The new version of the landmark is set to become the world's largest Hindu temple complex
Imitation might be the the sincerest form of flattery, but in the global tourism racket replication is the sincerest form of poaching on someone else's turf.
There's the "Eiffel Tower" in Las Vegas, and, of course, the entire Austrian village currently being cloned by a Chinese company.
None of these "if you can't beat 'em, copy 'em" projects, however, are as audacious as the one now underway in India, where a larger version of Cambodia's UNESCO World Heritage Site Angkor Wat is being built on the banks of the Ganges in the state of Bihar.
A foundation-laying ceremony for the temple took place on March 5 at the 16-hectare site near Hajipur, about 25 kilometers north of Bihar's capital Patna.
The Mahavir Mandir Trust will undertake the US$20 million project that will take an estimated 10 years to complete. The trust has built a number of hospitals and temples in Bihar, mainly funded by donations.
"The launch of the project has been timed to coincide with the ongoing centenary year celebrations of the foundation of Bihar," the trust's secretary, Acharya Kishore Kunal, told The Hindustan Times.
Angkor Wat is Cambodia's national icon and was built in the early 12th century by King Suryavarman II.
It was first a Hindu temple dedicated to Lord Vishnu. Later it became a Buddhist site.
Bihar's version of Angkor Wat will be called Virat Angkor Wat Ram temple. It hopes to claim the title of world's largest Hindu temple complex with the tallest point reaching 67.6 meters, slightly taller than the original.

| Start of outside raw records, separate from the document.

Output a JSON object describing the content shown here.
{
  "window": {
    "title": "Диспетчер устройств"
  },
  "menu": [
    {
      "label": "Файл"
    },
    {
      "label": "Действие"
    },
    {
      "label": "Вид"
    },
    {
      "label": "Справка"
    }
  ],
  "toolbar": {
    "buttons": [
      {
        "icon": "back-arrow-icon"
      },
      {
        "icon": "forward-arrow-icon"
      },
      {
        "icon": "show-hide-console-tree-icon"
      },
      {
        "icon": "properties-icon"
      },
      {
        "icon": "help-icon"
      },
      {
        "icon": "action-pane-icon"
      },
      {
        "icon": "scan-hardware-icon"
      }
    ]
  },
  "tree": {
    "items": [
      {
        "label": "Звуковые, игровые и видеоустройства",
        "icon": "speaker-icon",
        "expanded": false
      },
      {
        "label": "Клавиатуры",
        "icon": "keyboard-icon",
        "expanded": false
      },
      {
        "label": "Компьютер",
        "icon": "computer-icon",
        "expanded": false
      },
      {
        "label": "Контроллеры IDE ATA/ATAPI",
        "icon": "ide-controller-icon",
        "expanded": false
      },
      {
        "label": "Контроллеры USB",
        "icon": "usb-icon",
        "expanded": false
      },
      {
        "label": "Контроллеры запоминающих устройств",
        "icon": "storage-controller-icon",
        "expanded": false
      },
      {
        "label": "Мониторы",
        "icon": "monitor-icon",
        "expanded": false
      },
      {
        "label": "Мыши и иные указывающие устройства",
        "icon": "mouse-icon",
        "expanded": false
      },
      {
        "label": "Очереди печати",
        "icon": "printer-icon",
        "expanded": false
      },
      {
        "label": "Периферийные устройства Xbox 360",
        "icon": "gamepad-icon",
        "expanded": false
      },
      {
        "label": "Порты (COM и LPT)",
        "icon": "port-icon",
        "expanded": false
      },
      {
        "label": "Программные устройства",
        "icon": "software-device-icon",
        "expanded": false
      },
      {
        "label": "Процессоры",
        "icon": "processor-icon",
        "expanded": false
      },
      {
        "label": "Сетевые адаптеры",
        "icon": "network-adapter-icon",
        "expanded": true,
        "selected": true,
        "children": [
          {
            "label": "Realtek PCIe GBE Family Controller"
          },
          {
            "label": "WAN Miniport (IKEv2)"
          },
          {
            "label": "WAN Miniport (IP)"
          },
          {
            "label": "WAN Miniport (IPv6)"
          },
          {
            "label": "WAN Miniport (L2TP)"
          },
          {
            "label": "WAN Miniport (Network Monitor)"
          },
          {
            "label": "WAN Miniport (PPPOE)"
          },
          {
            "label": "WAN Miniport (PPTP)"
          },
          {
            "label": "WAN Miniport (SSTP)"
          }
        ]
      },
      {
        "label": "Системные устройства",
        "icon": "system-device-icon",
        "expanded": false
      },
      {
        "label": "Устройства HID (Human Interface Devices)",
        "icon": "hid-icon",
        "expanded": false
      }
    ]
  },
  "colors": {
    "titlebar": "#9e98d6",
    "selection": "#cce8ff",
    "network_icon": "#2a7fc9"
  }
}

"The selected site for construction of the temple has mythological significance," said Kunal of the site in the Vaishali district. "It is believed that the deities Ram, Lakshman and Vishvamitra had visited and were welcomed by King Sumati of the Vaishali kingdom."
Angkor Wat is Cambodia's biggest tourist draw and appears on the Cambodian flag. The number of foreign visitors at Cambodia's Angkor Wat Archaeological Park reached 206,000 in January 2012, nearly 30 percent more than the same month last year.